By Deborah Yaffe, Jul 22 2019 01:00PM
Seventy years ago this week, the premier Janeite pilgrimage site welcomed its first pilgrims.
On July 23, 1949, Chawton cottage, the house in the southern English county of Hampshire where Jane Austen spent the last eight years of her life, opened to the public. Admission cost £1/6d, the equivalent of £2.34 (about $2.91) today.
Chawton cottage, now known as Jane Austen’s House Museum, is more than an Austen residence. It is the place where, after four years of unhappiness in Bath, followed by four more of stress and financial insecurity – eight years in which her literary output seems to have slowed to a trickle – Austen, at thirty-three, finally found the psychological breathing-space to write again.
Chawton cottage was in the gift of the third-oldest Austen brother, Edward, who inherited Chawton House, the nearby Elizabethan manor, and its accompanying estate from the Knights, the rich relatives who adopted him when he was a teenager. By the time Edward handed over the cottage, it was four years since his father’s death, and his mother and sisters, along with their old friend Martha Lloyd, had spent that time moving repeatedly in search of an affordable situation.

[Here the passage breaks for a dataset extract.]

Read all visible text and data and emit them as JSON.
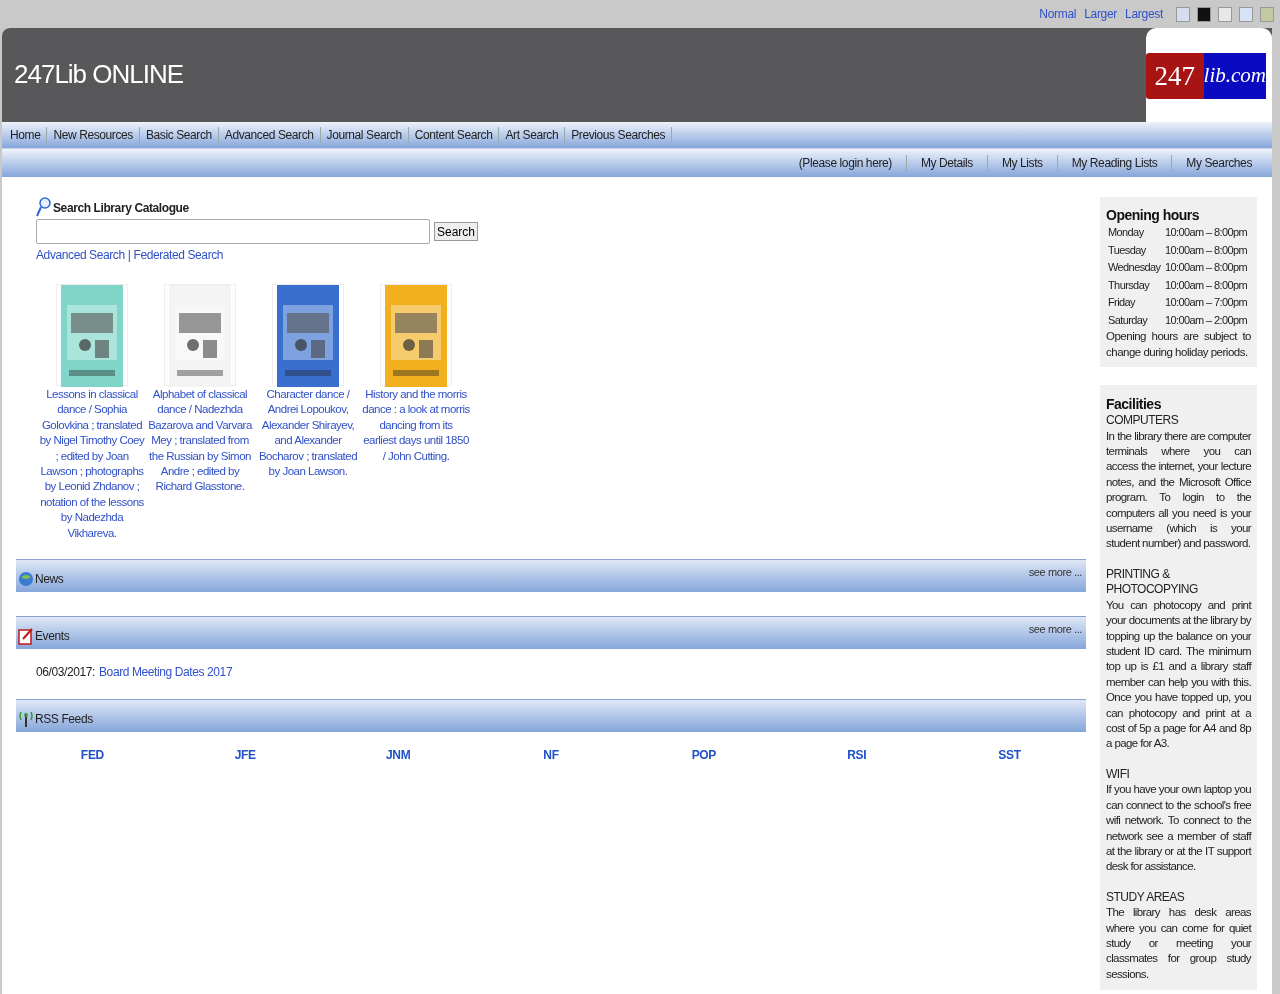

Whether Edward’s generosity was restrained by his wife, Elizabeth Bridges Austen, who was reportedly not a member of Jane Austen’s fan club (“A little talent went a long way with the Goodneston Bridgeses of that period; & much must have gone a long way too far,” Austen’s niece Anna Lefroy wrote decades later), remains speculation. It’s a fact, however, that Edward came through with his offer of housing within months of Elizabeth’s sudden death.
The move to Chawton cottage on July 7, 1809 – almost exactly 140 years before the opening of the museum – inaugurated an extraordinary burst of creativity. During her Chawton years, Austen revised the three novels she had drafted in her twenties (Northanger Abbey, Sense and Sensibility, and Pride and Prejudice) and wrote three new masterpieces (Mansfield Park, Emma, and Persuasion), at last finding publishers, and a reading public, for her life’s work.

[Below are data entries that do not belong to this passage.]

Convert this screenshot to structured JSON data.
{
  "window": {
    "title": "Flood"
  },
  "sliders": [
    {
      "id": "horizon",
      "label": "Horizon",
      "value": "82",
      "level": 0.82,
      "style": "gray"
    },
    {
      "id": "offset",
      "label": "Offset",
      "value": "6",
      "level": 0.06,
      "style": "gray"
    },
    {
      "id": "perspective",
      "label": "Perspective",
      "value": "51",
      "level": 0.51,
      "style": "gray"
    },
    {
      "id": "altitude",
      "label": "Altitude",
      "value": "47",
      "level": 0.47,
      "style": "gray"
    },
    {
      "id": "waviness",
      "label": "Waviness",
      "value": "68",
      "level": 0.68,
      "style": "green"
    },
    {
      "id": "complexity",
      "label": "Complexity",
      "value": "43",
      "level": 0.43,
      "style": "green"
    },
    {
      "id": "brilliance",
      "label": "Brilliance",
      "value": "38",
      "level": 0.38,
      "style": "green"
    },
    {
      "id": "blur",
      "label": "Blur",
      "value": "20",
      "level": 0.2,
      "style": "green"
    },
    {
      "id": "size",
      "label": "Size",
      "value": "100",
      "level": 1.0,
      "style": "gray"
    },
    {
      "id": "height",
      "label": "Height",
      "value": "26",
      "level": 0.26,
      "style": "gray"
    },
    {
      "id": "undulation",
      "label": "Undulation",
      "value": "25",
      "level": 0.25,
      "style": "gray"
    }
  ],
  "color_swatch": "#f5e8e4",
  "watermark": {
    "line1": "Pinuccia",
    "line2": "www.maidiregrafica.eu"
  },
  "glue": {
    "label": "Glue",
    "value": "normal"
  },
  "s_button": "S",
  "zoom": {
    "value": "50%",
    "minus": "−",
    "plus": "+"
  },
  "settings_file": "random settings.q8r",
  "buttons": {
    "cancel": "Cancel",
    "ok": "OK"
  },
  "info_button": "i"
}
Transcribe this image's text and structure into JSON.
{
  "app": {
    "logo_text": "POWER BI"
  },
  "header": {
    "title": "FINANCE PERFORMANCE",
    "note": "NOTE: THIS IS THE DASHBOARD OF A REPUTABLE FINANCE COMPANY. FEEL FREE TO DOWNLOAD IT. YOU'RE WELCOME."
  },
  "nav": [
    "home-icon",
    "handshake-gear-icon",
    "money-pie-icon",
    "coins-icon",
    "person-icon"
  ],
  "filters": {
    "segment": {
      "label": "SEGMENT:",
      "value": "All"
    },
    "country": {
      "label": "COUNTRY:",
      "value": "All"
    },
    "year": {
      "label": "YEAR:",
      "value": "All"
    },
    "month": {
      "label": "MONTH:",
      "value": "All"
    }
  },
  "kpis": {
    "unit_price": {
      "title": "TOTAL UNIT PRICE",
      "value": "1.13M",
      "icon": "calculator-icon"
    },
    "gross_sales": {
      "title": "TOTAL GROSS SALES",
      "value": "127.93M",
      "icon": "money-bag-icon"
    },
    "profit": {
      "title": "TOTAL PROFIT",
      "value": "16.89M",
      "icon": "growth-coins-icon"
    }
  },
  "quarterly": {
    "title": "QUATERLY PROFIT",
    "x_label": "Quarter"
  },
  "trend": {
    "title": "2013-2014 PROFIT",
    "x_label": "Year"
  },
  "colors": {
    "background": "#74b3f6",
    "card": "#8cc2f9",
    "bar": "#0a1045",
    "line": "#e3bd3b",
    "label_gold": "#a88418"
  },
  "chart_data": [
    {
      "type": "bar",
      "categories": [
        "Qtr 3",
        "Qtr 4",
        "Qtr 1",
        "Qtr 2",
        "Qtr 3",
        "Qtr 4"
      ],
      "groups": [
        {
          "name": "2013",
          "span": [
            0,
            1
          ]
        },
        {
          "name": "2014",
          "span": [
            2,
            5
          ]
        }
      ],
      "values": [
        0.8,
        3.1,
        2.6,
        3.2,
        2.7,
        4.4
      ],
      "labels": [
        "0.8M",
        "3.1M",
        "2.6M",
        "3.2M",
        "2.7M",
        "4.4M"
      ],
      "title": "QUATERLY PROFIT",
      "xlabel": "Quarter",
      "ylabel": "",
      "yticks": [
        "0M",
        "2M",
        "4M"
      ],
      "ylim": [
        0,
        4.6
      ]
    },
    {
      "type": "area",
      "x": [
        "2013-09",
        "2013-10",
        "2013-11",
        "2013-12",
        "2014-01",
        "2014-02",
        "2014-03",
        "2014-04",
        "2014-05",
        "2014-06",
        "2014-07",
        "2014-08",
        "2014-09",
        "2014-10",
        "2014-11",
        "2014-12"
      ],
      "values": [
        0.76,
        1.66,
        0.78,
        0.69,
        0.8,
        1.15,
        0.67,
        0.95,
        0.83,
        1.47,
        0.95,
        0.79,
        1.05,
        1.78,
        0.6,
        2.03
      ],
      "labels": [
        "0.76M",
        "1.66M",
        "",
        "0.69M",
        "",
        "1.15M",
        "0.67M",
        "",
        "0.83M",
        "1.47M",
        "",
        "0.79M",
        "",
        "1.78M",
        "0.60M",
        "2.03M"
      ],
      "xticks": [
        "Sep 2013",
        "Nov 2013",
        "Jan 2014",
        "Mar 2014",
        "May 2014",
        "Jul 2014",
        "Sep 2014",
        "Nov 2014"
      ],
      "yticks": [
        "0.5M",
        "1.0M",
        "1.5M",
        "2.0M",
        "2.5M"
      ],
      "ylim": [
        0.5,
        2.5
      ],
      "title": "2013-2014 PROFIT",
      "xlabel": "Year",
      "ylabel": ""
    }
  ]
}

To modern eyes, the “cottage,” with its amply proportioned rooms and spacious garden, seems rather too large for that sobriquet, if not quite as large as the palatial dwelling imagined by Robert Ferrars, on the occasion when Elinor Dashwood decided not to pay him “the compliment of rational opposition.” Indeed, by the time it came to the notice of the Austen enthusiasts who preserved it, Chawton cottage had spent a century divided into three apartments for employees of the Chawton estate.
In the 1940s, as England valiantly fought the Nazis, a small group of home-front Janeites fought to save Chawton cottage for the nation, founding the UK Jane Austen Society – the world’s first – to raise money for the purchase. Ultimately, the house was bought by a grieving father in memory of the son he had lost in the war.

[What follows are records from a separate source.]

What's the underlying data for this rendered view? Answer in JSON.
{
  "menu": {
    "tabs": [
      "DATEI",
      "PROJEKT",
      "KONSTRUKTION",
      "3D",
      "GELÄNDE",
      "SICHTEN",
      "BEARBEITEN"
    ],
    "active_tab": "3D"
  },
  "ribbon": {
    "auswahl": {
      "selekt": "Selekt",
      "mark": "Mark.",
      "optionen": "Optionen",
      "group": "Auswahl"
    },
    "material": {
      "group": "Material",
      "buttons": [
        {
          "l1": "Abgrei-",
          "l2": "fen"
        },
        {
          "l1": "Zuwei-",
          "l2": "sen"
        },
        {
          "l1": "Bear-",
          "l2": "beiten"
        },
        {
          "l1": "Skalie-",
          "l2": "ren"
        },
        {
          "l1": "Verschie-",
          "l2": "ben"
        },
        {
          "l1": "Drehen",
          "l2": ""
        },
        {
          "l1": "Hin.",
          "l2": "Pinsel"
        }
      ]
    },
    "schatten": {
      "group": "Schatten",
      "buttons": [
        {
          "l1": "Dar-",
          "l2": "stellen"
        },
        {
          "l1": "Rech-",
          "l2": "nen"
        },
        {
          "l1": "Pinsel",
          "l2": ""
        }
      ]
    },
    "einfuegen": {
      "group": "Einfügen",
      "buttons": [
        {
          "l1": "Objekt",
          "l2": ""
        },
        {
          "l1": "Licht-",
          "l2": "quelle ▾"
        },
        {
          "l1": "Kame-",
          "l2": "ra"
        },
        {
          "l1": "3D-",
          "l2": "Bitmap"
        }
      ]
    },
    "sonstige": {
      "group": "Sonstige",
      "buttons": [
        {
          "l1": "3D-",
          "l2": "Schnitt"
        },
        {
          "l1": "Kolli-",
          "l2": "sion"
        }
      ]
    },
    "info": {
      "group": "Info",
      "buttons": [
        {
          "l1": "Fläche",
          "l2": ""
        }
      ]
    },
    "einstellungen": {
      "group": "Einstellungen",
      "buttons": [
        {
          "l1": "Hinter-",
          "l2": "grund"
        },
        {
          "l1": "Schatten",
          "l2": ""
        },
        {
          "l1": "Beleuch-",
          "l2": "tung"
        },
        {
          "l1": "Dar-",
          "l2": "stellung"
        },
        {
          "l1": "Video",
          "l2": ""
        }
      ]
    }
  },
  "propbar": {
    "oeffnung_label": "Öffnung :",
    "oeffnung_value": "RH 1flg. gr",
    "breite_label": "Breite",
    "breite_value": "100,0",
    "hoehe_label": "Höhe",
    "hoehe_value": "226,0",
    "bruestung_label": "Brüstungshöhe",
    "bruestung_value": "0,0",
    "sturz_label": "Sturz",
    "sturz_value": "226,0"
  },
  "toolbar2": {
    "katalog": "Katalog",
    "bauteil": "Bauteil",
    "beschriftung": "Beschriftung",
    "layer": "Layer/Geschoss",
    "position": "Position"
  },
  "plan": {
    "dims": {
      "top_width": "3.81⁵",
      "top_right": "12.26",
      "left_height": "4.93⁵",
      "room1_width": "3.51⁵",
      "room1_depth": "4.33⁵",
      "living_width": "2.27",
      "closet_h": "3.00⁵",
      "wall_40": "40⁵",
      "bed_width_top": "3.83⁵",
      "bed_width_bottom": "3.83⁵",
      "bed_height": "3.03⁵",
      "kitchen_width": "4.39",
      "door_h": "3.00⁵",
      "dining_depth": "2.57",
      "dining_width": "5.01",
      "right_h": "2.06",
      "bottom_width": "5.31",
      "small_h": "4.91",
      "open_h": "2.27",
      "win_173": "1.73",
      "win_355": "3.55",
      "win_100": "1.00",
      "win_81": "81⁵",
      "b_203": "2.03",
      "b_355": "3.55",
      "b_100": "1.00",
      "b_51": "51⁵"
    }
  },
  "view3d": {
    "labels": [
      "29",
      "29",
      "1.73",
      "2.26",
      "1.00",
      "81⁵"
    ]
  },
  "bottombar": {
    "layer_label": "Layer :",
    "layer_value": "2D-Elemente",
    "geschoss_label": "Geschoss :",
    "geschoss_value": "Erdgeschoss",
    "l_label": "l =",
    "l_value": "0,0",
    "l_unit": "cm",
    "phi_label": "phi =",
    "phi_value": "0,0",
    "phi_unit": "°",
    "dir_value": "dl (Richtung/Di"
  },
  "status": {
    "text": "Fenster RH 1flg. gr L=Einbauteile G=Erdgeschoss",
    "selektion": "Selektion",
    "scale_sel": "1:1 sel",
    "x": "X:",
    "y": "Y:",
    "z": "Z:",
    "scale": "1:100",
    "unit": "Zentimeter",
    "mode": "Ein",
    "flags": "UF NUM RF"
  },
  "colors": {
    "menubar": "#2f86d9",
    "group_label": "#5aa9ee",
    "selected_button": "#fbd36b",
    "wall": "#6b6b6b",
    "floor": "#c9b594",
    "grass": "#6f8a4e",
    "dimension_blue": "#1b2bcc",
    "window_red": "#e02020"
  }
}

This week, the museum will celebrate its anniversary in style: Tomorrow, the first seventy visitors will be admitted at the 1949 price, and on Saturday, a joyous birthday party will feature Regency dancing, Pimm’s cups, picnics in the garden, and, almost certainly, plenty of costumed Janeites.
More or less simultaneously, the museum will be wrapping up its successful appeal for £10,000 in donations toward the purchase of a once-lost fragment of an Austen letter – a reminder that today the museum is not just a Janeite tourist attraction but also an important scholarly resource.
I first visited Chawton cottage in 1982, at sixteen, more than a decade before Colin-Firth-in-a-wet-shirt inaugurated contemporary Janemania, and I found the place magical, one of those rare literary shrines in which a beloved author’s presence seems palpable. My next visit, twenty-nine years later, during my research for Among the Janeites, felt less satisfactory: too much Firthian kitsch in the gift shop, too many tourists crowded into too small a place. (Myself among them, of course – but naturally I didn’t think of myself as just another tourist. One never does.)
Still, whatever the drawbacks of Austen’s modern, movie-driven celebrity, Chawton cottage deserves its self-declared status as “the most treasured Austen site in the world,” even if that extravagant boast does sound like the kind of thing Lady Catherine de Bourgh would say. Wandering through its rooms, a Janeite tuned to the right emotional frequency can still feel Austen's presence everywhere: in the tiny writing table on which she composed her novels, in the elegant quilt she helped to stitch, in the turquoise ring and topaz cross she wore.
Ultimately, Chawton cottage is the place that is most quintessentially Austen, where her life and her work came together and made her, if not the person she was, then at least the writer we know her to be. Seventy years on, it remains the one indispensable Austen shrine.